- Requiring governments or regulators to take action to meet national or international commitments. As a form of policy building and enforcement, certain governments and regulators are encouraged and, sometimes, even obligated to fulfill their obligations and duties to their constituents and even to the international community. These include passing pieces of legislations or signing and ratifying agreements and declarations aimed to address climate change.
- Raising awareness and exerting pressure on corporate actors, regulators, or investors. In the fast-paced world of today, it gets increasingly hard to focus on other matters which have somehow made their way in the background. This is especially true for the government and corporate actors or investors who are preoccupied addressing other areas they are tasked to address. With these legal actions, however, issues on climate change are again brought into the foreground. Consequently, these governments, industry players, as well as investors are becoming more socially aware of the environmental issues and who are likewise pressured to address climate change.
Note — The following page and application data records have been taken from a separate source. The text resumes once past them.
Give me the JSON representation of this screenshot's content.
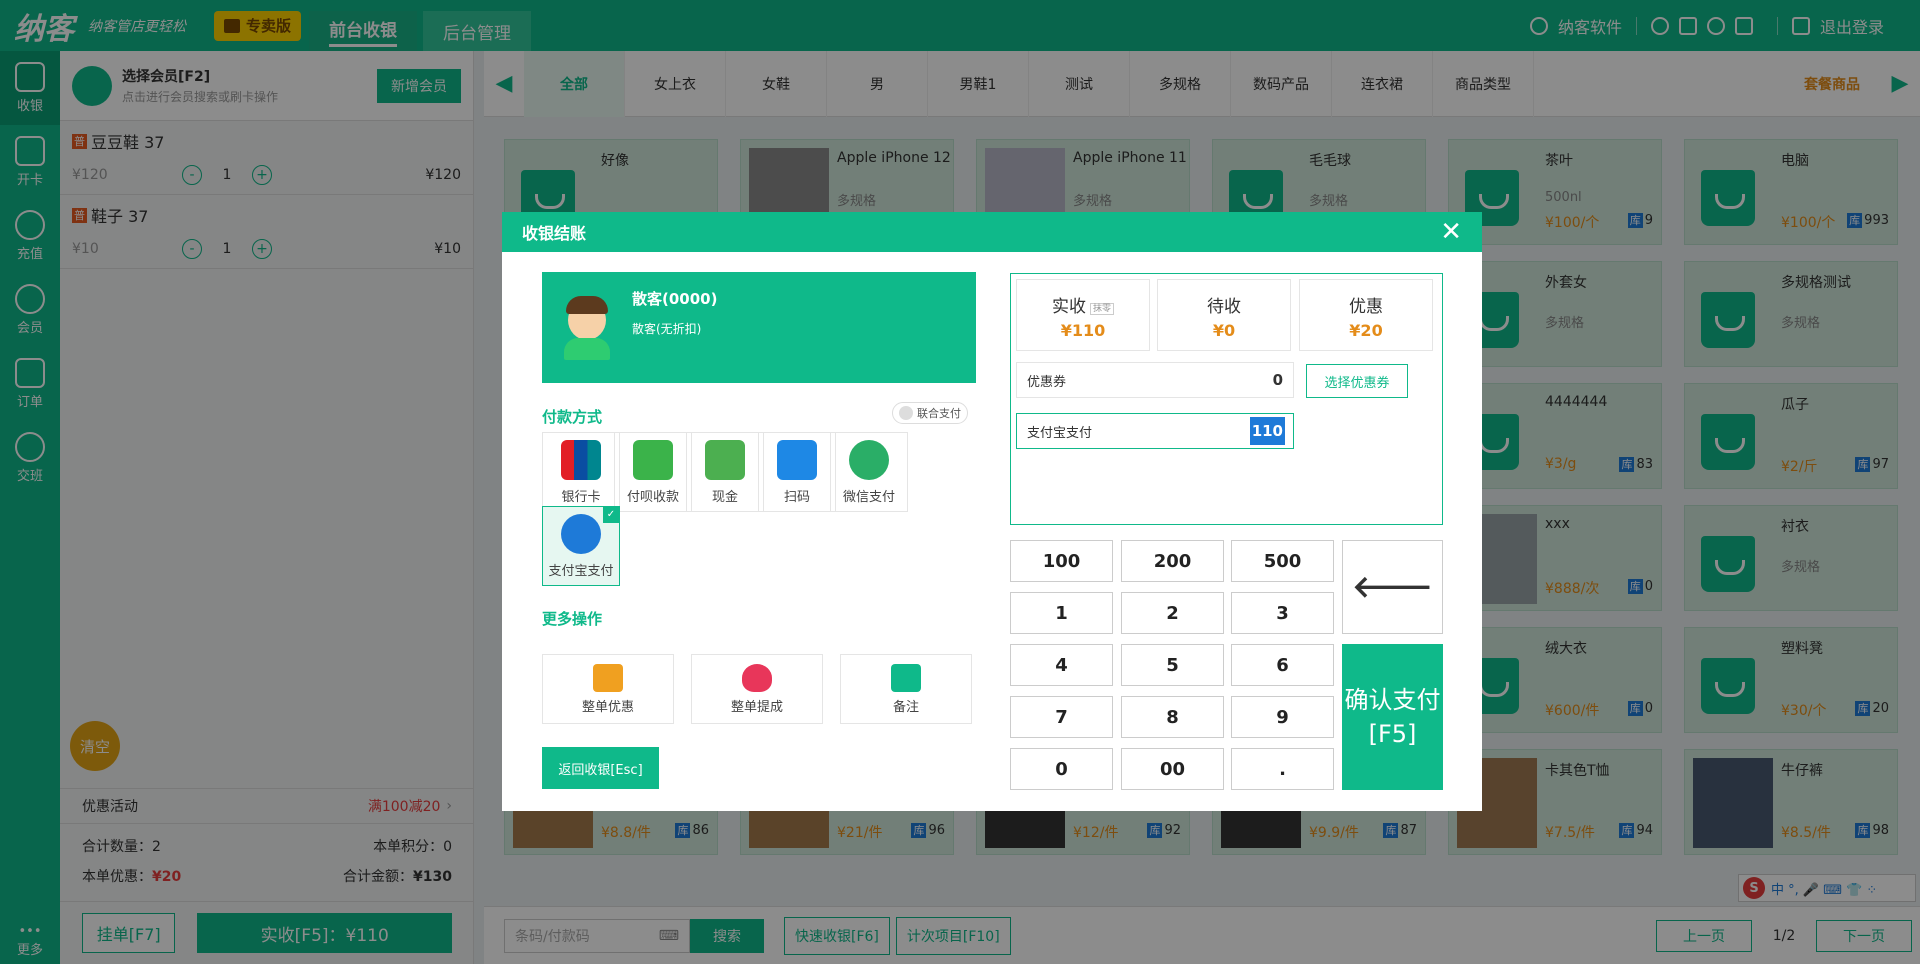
{
  "top": {
    "logo": "纳客",
    "slogan": "纳客管店更轻松",
    "edition": "专卖版",
    "tabs": [
      "前台收银",
      "后台管理"
    ],
    "company": "纳客软件",
    "logout": "退出登录"
  },
  "side": {
    "items": [
      "收银",
      "开卡",
      "充值",
      "会员",
      "订单",
      "交班"
    ],
    "more": "更多"
  },
  "cart": {
    "member_title": "选择会员[F2]",
    "member_hint": "点击进行会员搜索或刷卡操作",
    "add_member": "新增会员",
    "tag": "普",
    "items": [
      {
        "name": "豆豆鞋 37",
        "price": "¥120",
        "qty": "1",
        "sum": "¥120"
      },
      {
        "name": "鞋子 37",
        "price": "¥10",
        "qty": "1",
        "sum": "¥10"
      }
    ],
    "minus": "-",
    "plus": "+",
    "clear": "清空",
    "promo_label": "优惠活动",
    "promo_value": "满100减20",
    "total_qty_label": "合计数量：2",
    "points_label": "本单积分：0",
    "discount_label": "本单优惠：",
    "discount_value": "¥20",
    "total_label": "合计金额：",
    "total_value": "¥130",
    "hang": "挂单[F7]",
    "pay": "实收[F5]：¥110"
  },
  "cats": {
    "items": [
      "全部",
      "女上衣",
      "女鞋",
      "男",
      "男鞋1",
      "测试",
      "多规格",
      "数码产品",
      "连衣裙",
      "商品类型"
    ],
    "special": "套餐商品"
  },
  "products": [
    {
      "name": "好像",
      "spec": "",
      "price": "",
      "stock": ""
    },
    {
      "name": "Apple iPhone 12",
      "spec": "多规格",
      "price": "",
      "stock": ""
    },
    {
      "name": "Apple iPhone 11",
      "spec": "多规格",
      "price": "",
      "stock": ""
    },
    {
      "name": "毛毛球",
      "spec": "多规格",
      "price": "",
      "stock": ""
    },
    {
      "name": "茶叶",
      "spec": "500nl",
      "price": "¥100/个",
      "stock": "9"
    },
    {
      "name": "电脑",
      "spec": "",
      "price": "¥100/个",
      "stock": "993"
    },
    {
      "name": "外套女",
      "spec": "多规格",
      "price": "",
      "stock": ""
    },
    {
      "name": "多规格测试",
      "spec": "多规格",
      "price": "",
      "stock": ""
    },
    {
      "name": "4444444",
      "spec": "",
      "price": "¥3/g",
      "stock": "83"
    },
    {
      "name": "瓜子",
      "spec": "",
      "price": "¥2/斤",
      "stock": "97"
    },
    {
      "name": "xxx",
      "spec": "",
      "price": "¥888/次",
      "stock": "0"
    },
    {
      "name": "衬衣",
      "spec": "多规格",
      "price": "",
      "stock": ""
    },
    {
      "name": "绒大衣",
      "spec": "",
      "price": "¥600/件",
      "stock": "0"
    },
    {
      "name": "塑料凳",
      "spec": "",
      "price": "¥30/个",
      "stock": "20"
    },
    {
      "name": "卡其色T恤",
      "spec": "",
      "price": "¥7.5/件",
      "stock": "94"
    },
    {
      "name": "牛仔裤",
      "spec": "",
      "price": "¥8.5/件",
      "stock": "98"
    },
    {
      "name": "",
      "spec": "",
      "price": "¥8.8/件",
      "stock": "86"
    },
    {
      "name": "",
      "spec": "",
      "price": "¥21/件",
      "stock": "96"
    },
    {
      "name": "",
      "spec": "",
      "price": "¥12/件",
      "stock": "92"
    },
    {
      "name": "",
      "spec": "",
      "price": "¥9.9/件",
      "stock": "87"
    }
  ],
  "stock_tag": "库",
  "bottom": {
    "barcode_placeholder": "条码/付款码",
    "search": "搜索",
    "quick": "快速收银[F6]",
    "timed": "计次项目[F10]",
    "prev": "上一页",
    "page": "1/2",
    "next": "下一页"
  },
  "ime": {
    "logo": "S",
    "text": "中 °, 🎤 ⌨ 👕 ⁘"
  },
  "modal": {
    "title": "收银结账",
    "close": "✕",
    "customer_name": "散客(0000)",
    "customer_discount": "散客(无折扣)",
    "pay_methods_title": "付款方式",
    "combine": "联合支付",
    "pay_methods": [
      "银行卡",
      "付呗收款",
      "现金",
      "扫码",
      "微信支付",
      "支付宝支付"
    ],
    "more_ops_title": "更多操作",
    "ops": [
      "整单优惠",
      "整单提成",
      "备注"
    ],
    "return": "返回收银[Esc]",
    "received_label": "实收",
    "received_mini": "抹零",
    "received_value": "¥110",
    "pending_label": "待收",
    "pending_value": "¥0",
    "discount_label": "优惠",
    "discount_value": "¥20",
    "coupon_label": "优惠券",
    "coupon_value": "0",
    "choose_coupon": "选择优惠券",
    "alipay_label": "支付宝支付",
    "alipay_value": "110",
    "keys": [
      "100",
      "200",
      "500",
      "1",
      "2",
      "3",
      "4",
      "5",
      "6",
      "7",
      "8",
      "9",
      "0",
      "00",
      "."
    ],
    "backspace": "🡐",
    "confirm": "确认支付[F5]"
  },
  "colors": {
    "accent": "#0fb98a",
    "orange": "#e48c1a",
    "red": "#e83d3d",
    "blue": "#1e7ad8"
  }
}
- Compensation for the costs of adaptation to climate change. In actions against the government and/or corporate violators, courts are likely to award damages to compensate for the injury and harm inflicted on the environment as well as for the reparation of the adverse effects on the people affected caused by such acts.
One notable case in point demonstrating the above-mentioned effects is the aforementioned Climate Case of Urgenda. While the case is still pending, it cannot be denied that government players are now more aware of their legal obligation to protect the earth. These effects of this pending case cascade not only to the whole of the government sectors but also to the corporate and private sectors who are likewise made more aware of their infractions. This awareness alone is already a victory on the part of the environment. Nevertheless, the Dutch citizens, and possibly the whole world, positively await the day that the Dutch Supreme Court finally rules that, indeed, the Dutch government had the legal obligation and duty to protect its citizens, including the right to enforce sanctions on polluters and environmental infractors, with a view of proactively engaging in global policy making and reduction CO2 emissions on a global scale.
Much has already been said on the benefits and advantages of filing legal actions against climate change. Nevertheless, it bears stressing that we, as citizens and main stakeholders of a cleaner and greener earth, have the duty of looking for all possible ways to help in the pursuit of a livable world.
Lest we become complacent, we must be proactive in seeking redress for violations of our rights and in preserving our posterity and environment. Indeed, there is strength in numbers, the more of us who take action, the more our voices will be heard.
What now? Find and connect to lawyers and organizations in your jurisdiction who are working on protecting our environment, learn more about the topic on our blog or on the Legalmondo backed project Climate Change Legal Action.
Do it now, be involved.
Click here to find a list of organizations working in different ways to stop climate change.
It’s never too late to start and make a change in the hopes of a better future ahead.
The author of this post is Alessandro Mazzi.